Acclaimed novelist and biographer Peter Ackroyd is known for his wealth of books tackling the history and culture of his native London and taking on biographies of historic luminaries including William Blake, Charles Dickens and Charlie Chaplin.
Here, in his Letter to My Younger Self, he explains why he would never dream of giving young Peter advice, why he considers being homosexual to be a blessing and why he’s always had “monkish inclinations”.
I was born in Paddington Hospital on October 5, 1949 and was then brought up on a council estate in West London which was, as far as I knew, the extent of the world. In retrospect it might seem a cramped or poor existence, but at the time it was all that I needed. You do not need to live in a great house, or in middle-class comfort, to entertain great thoughts. There were gangs of boys on the estate, but I never joined any of them. I preferred my own company, and that is a principle I have maintained. I have never joined a group or gang, whether of protesters, of letter signatories, of writers – because I was acutely aware that I might lose my individuality. It was an instinct.
I was brought up by two women – my mother and my grandmother – but I doubt that I ever realised how extraordinary they were. My grandmother was alert, ever curious and quick-thinking. My mother was highly intelligent, sociable and with a good-natured liberality that allowed me to develop as I thought best at the time. I could not have managed life without them, and now belatedly I register my gratitude to them.
As well as the women who raised me, my early life was influenced by religion and particularly of Roman Catholic piety. I became an altar server in our local Catholic church, and I believe that this had a profound effect upon me. It gave me a powerful sense of formal order and ritual as well as an inherent interest in the supernatural. That has prevented me from the excesses of empiricism or scientism, in the sure knowledge that the world (and indeed the universe) has a spiritual as well as material existence. In my early youth I also believed in a guardian angel who would protect me from serious harm, and no doubt this belief may still flicker out in moments of crisis.
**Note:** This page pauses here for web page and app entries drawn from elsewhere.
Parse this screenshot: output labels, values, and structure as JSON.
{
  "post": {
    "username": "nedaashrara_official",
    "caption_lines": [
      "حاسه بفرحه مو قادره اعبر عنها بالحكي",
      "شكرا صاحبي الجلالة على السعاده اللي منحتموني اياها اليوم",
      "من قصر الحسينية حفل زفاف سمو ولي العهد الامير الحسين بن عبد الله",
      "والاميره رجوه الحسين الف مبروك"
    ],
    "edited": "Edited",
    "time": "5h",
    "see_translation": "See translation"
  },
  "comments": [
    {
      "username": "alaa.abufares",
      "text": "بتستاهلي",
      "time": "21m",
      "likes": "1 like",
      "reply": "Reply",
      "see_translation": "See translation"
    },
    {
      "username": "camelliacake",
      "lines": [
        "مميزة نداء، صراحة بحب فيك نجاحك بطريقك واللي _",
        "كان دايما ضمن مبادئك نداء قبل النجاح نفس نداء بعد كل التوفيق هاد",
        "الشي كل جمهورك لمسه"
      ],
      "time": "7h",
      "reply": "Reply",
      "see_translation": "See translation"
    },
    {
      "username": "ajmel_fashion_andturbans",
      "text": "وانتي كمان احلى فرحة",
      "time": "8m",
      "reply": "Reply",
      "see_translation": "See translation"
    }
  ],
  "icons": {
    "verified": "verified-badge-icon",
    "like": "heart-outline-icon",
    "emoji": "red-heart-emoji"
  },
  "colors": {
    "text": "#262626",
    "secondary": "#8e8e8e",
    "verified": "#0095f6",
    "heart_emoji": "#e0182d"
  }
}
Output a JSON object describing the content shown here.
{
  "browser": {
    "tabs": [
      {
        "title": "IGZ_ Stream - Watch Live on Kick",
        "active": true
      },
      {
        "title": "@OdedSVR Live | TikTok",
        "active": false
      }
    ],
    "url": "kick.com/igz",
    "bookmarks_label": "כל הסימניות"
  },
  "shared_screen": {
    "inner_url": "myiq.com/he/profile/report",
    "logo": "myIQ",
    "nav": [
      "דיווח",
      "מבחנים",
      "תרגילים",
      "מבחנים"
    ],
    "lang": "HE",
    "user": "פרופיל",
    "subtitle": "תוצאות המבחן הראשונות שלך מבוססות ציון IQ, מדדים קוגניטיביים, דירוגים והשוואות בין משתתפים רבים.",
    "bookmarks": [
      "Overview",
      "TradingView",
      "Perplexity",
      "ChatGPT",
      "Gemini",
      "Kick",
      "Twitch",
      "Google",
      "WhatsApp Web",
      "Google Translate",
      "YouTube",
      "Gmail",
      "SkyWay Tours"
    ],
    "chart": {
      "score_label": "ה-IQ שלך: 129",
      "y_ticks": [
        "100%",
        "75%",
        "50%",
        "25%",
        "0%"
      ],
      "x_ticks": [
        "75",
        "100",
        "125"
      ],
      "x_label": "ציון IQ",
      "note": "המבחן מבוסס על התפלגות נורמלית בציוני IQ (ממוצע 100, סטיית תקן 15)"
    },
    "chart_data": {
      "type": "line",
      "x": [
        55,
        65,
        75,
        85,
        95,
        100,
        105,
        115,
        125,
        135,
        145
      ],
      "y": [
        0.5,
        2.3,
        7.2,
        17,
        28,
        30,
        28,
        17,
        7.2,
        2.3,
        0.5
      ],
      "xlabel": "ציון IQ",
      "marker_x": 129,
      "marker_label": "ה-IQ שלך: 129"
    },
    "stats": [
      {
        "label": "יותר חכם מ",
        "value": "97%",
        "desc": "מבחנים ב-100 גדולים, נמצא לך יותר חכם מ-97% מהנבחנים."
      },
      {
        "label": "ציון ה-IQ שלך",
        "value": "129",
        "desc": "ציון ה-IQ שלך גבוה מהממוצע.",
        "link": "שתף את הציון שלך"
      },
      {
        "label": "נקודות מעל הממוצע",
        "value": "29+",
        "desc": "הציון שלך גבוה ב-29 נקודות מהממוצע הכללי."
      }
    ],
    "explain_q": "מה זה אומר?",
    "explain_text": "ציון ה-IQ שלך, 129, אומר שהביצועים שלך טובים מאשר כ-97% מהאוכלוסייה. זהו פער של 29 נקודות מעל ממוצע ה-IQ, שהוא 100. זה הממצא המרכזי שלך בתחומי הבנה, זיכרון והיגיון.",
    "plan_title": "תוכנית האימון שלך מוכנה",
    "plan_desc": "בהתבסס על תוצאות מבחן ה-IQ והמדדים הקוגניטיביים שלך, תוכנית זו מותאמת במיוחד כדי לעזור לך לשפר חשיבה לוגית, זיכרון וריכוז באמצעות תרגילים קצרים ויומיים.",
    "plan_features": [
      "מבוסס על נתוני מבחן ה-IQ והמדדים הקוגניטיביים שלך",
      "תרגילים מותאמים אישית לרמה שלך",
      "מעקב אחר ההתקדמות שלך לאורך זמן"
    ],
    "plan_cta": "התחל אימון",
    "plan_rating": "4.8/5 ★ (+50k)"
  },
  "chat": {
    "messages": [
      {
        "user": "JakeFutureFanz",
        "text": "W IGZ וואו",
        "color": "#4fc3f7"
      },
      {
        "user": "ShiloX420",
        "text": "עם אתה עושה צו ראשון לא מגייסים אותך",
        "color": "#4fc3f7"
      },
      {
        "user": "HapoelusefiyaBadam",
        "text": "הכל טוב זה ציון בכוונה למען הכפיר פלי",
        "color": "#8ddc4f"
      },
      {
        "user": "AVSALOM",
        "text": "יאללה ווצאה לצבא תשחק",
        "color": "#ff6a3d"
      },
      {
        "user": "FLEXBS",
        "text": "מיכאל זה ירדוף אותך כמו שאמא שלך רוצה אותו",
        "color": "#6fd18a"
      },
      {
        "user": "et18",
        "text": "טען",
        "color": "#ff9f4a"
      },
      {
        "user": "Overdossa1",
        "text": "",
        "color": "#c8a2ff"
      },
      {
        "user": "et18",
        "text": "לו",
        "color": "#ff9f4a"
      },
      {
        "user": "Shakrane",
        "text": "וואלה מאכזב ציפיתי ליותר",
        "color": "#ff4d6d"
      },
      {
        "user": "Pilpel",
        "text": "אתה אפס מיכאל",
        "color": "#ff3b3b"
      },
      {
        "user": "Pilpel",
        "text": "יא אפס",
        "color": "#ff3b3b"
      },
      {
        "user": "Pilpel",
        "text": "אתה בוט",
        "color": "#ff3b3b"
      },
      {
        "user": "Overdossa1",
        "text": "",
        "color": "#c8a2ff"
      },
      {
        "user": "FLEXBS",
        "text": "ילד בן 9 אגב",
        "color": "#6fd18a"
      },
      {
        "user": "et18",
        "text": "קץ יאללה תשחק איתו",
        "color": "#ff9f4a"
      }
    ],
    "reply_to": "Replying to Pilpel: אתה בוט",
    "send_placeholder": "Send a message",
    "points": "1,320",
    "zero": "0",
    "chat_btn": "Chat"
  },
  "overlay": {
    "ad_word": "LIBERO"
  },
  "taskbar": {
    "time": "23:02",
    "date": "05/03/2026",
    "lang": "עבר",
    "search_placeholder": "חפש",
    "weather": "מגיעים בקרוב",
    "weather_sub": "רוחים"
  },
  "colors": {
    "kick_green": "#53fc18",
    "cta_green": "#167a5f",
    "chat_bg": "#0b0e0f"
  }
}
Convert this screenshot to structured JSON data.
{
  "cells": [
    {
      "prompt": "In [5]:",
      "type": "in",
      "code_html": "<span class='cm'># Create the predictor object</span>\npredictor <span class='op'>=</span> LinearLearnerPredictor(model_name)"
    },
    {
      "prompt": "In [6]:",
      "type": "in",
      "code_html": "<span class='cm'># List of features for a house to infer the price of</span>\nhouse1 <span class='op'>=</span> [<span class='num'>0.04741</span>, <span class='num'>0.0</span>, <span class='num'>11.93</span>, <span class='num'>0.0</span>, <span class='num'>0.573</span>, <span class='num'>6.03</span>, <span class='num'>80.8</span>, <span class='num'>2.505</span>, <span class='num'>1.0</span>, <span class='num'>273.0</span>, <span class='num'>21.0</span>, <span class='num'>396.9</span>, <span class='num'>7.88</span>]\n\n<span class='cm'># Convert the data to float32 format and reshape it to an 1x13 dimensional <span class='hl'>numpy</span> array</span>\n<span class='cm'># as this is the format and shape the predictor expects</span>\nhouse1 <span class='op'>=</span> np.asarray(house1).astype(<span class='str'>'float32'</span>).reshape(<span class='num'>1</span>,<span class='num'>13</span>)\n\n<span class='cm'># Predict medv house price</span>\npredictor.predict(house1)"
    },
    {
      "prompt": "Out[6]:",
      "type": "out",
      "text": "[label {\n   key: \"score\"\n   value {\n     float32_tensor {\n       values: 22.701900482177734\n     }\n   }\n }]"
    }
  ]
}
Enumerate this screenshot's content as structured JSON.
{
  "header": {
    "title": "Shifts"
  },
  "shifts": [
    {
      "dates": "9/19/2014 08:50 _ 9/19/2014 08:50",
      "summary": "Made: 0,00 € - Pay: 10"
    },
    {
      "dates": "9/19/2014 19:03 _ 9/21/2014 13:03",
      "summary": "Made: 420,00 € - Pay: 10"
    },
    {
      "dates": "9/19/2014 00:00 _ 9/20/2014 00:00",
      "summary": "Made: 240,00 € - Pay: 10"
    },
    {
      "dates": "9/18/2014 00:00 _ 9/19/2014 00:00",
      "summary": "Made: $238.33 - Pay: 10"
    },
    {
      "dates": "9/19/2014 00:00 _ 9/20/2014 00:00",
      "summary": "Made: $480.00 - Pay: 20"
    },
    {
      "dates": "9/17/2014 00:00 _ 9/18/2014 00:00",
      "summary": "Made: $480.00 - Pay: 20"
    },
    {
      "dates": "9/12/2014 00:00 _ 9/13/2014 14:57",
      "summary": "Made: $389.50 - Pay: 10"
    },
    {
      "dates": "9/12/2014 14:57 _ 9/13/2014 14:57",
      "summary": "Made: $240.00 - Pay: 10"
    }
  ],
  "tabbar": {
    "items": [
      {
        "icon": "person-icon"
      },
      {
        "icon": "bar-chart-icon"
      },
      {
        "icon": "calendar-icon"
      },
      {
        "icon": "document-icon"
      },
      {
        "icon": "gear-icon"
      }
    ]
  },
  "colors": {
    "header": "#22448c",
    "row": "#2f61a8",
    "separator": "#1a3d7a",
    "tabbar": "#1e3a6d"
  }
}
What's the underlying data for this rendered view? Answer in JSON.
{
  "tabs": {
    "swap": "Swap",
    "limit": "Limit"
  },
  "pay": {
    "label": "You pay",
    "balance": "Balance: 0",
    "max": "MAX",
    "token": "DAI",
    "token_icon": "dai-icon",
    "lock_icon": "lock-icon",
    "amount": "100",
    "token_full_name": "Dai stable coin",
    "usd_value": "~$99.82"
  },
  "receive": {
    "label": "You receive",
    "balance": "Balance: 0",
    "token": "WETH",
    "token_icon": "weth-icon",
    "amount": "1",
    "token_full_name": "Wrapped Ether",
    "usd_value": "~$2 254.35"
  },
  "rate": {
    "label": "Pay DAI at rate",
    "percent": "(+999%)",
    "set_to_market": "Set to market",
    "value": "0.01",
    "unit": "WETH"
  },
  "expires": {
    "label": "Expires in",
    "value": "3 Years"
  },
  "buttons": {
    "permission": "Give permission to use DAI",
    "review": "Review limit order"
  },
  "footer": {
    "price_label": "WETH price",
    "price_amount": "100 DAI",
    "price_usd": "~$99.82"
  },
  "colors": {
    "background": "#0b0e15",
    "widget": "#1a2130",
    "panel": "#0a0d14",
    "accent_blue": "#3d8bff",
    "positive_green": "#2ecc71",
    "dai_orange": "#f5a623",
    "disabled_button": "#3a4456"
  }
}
When I was very young I wanted either to be Pope or a solitary monk like a Carthusian or a Trappist; the papacy was unfortunately out of reach, but I believe that I still have monkish inclinations. I like solitude and silence, to the extent that some people believe me to be a ‘recluse’. But this is not really correct. It is only the case that work has taken the place of prayer.